What can the left "trade off" to get labor law reform?
Organized labor's down to 7.4 percent of private sector workers. The big split, between the AFL-CIO and Change to Win, failed to bring on a new golden age of organizing. It seems the only hope is a new labor law.
And labor has a dream bill: the George Miller-authored "Employee Free Choice Act." It has more than a dozen Senate sponsors -- Kennedy, Clinton, Obama, all the party's big guns. It might really work. It would make U.S. labor law like Canada's, maybe even stronger. It would let employees get unions just by signing cards -- without having to run what can be a four- to five-year gauntlet of lawsuits, firings, intimidation, and all the bells and whistles of union-busting campaigns.
With John Sweeney as the new president of the
AFL-CIO, we now have a labor leader too militant for the New York Times.
The Times is partly upset because Sweeney's union, the Service Employees
International Union (SEIU), once blocked the Roosevelt Bridge in D.C., as part

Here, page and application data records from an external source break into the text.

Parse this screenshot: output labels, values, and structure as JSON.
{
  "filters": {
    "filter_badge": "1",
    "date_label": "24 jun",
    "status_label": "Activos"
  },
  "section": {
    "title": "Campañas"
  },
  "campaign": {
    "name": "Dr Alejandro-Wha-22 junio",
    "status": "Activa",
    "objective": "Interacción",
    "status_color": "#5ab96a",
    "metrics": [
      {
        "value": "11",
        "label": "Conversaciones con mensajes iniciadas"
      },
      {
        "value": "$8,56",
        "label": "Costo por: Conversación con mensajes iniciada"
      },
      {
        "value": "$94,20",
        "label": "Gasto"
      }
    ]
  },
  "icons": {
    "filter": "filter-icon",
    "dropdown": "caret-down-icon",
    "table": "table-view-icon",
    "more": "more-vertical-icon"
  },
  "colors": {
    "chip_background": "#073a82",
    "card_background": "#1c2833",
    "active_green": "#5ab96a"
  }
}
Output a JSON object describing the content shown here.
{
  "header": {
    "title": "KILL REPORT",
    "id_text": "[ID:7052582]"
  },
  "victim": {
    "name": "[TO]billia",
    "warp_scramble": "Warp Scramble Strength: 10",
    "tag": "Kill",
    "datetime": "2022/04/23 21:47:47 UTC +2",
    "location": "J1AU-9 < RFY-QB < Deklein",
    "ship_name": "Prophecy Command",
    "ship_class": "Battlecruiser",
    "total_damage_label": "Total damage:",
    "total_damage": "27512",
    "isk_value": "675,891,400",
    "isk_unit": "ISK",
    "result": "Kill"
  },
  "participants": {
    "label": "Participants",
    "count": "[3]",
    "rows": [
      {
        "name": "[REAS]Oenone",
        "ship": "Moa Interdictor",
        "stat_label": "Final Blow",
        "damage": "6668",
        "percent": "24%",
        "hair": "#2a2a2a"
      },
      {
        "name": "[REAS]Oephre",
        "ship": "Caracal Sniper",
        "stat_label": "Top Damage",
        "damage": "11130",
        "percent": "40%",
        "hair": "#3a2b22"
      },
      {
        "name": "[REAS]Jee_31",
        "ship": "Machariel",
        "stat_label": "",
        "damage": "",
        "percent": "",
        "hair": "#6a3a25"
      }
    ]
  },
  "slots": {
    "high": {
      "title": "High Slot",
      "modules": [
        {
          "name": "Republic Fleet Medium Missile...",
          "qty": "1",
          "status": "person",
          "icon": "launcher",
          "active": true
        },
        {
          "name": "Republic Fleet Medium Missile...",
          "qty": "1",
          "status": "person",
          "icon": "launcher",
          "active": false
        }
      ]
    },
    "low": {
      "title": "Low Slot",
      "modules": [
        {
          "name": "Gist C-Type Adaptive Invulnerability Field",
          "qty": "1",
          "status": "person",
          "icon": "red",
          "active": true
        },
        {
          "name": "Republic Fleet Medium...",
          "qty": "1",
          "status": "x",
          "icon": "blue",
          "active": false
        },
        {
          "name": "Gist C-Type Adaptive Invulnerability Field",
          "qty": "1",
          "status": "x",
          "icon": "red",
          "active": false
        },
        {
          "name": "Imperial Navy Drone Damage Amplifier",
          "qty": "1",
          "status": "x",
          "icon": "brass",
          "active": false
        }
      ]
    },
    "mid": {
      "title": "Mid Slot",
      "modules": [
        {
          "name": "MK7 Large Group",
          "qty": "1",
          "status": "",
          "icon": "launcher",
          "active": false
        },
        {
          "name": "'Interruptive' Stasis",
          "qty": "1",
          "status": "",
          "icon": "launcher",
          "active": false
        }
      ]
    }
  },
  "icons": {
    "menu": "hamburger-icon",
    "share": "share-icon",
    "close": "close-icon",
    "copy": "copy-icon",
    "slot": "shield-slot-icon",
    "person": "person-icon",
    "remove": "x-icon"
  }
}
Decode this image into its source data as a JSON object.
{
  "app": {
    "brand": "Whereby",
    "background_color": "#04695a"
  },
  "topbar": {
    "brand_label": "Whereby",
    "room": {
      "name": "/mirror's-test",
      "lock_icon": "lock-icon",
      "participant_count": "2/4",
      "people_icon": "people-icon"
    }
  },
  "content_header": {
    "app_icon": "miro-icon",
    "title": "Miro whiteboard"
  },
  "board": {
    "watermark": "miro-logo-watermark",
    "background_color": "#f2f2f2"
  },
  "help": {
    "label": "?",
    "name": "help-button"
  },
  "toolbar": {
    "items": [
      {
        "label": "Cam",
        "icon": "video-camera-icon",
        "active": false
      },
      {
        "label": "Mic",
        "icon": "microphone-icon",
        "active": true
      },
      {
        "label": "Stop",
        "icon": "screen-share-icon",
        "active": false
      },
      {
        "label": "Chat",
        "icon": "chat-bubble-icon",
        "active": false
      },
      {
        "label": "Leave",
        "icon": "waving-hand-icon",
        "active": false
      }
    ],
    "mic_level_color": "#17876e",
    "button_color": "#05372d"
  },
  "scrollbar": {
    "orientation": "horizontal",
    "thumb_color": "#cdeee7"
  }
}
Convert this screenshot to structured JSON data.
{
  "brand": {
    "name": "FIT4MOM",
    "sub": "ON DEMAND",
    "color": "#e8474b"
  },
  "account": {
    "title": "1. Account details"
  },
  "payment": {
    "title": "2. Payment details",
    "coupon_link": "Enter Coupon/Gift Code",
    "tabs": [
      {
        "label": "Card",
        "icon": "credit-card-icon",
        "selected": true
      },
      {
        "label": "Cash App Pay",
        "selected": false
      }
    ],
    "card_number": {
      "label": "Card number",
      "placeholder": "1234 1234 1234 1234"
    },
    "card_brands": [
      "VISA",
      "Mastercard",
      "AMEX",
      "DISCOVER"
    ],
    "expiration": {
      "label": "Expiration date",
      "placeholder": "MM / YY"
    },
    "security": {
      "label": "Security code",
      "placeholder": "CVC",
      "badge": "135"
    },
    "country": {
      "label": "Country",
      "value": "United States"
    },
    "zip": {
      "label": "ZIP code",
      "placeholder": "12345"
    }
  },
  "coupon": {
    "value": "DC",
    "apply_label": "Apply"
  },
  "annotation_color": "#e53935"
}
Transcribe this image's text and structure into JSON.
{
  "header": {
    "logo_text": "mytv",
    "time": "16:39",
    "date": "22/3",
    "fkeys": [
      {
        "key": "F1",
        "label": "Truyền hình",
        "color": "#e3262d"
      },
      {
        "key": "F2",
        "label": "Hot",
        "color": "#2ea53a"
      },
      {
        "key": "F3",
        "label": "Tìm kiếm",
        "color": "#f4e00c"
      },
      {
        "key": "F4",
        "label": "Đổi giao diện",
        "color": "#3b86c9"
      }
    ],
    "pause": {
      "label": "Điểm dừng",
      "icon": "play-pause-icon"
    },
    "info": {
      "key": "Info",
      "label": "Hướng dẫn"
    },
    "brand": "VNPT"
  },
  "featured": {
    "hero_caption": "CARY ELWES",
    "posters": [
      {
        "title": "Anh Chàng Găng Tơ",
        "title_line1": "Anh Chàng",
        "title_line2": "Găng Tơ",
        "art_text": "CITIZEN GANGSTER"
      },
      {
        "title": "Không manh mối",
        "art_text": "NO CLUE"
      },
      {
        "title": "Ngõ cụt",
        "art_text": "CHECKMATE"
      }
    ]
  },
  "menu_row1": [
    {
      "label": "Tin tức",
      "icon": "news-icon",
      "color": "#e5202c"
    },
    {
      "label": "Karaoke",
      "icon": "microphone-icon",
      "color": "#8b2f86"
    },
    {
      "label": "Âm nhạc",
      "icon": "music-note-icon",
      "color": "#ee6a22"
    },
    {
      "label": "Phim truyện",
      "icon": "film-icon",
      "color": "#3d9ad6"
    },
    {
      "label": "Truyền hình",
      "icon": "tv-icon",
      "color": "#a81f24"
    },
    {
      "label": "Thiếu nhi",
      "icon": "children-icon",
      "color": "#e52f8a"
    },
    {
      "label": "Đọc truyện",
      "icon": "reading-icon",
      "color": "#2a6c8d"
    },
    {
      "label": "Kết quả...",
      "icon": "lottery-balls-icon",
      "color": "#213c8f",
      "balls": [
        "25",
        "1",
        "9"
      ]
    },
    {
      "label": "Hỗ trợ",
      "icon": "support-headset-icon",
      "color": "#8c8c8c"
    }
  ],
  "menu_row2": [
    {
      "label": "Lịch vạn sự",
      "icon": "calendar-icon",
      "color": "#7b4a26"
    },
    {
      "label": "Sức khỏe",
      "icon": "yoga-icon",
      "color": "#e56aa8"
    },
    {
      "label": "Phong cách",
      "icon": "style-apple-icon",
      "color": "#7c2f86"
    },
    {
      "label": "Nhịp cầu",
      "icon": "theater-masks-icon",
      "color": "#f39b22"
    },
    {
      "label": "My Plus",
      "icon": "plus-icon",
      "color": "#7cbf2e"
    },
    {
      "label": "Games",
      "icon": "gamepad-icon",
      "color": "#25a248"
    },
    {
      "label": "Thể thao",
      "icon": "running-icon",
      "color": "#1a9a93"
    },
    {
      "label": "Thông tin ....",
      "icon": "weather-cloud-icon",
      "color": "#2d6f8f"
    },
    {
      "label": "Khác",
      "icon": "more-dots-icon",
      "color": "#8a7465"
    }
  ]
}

of the Justice for Janitors Campaign. In Washington, this may be the one type of
gridlock that can get the country moving.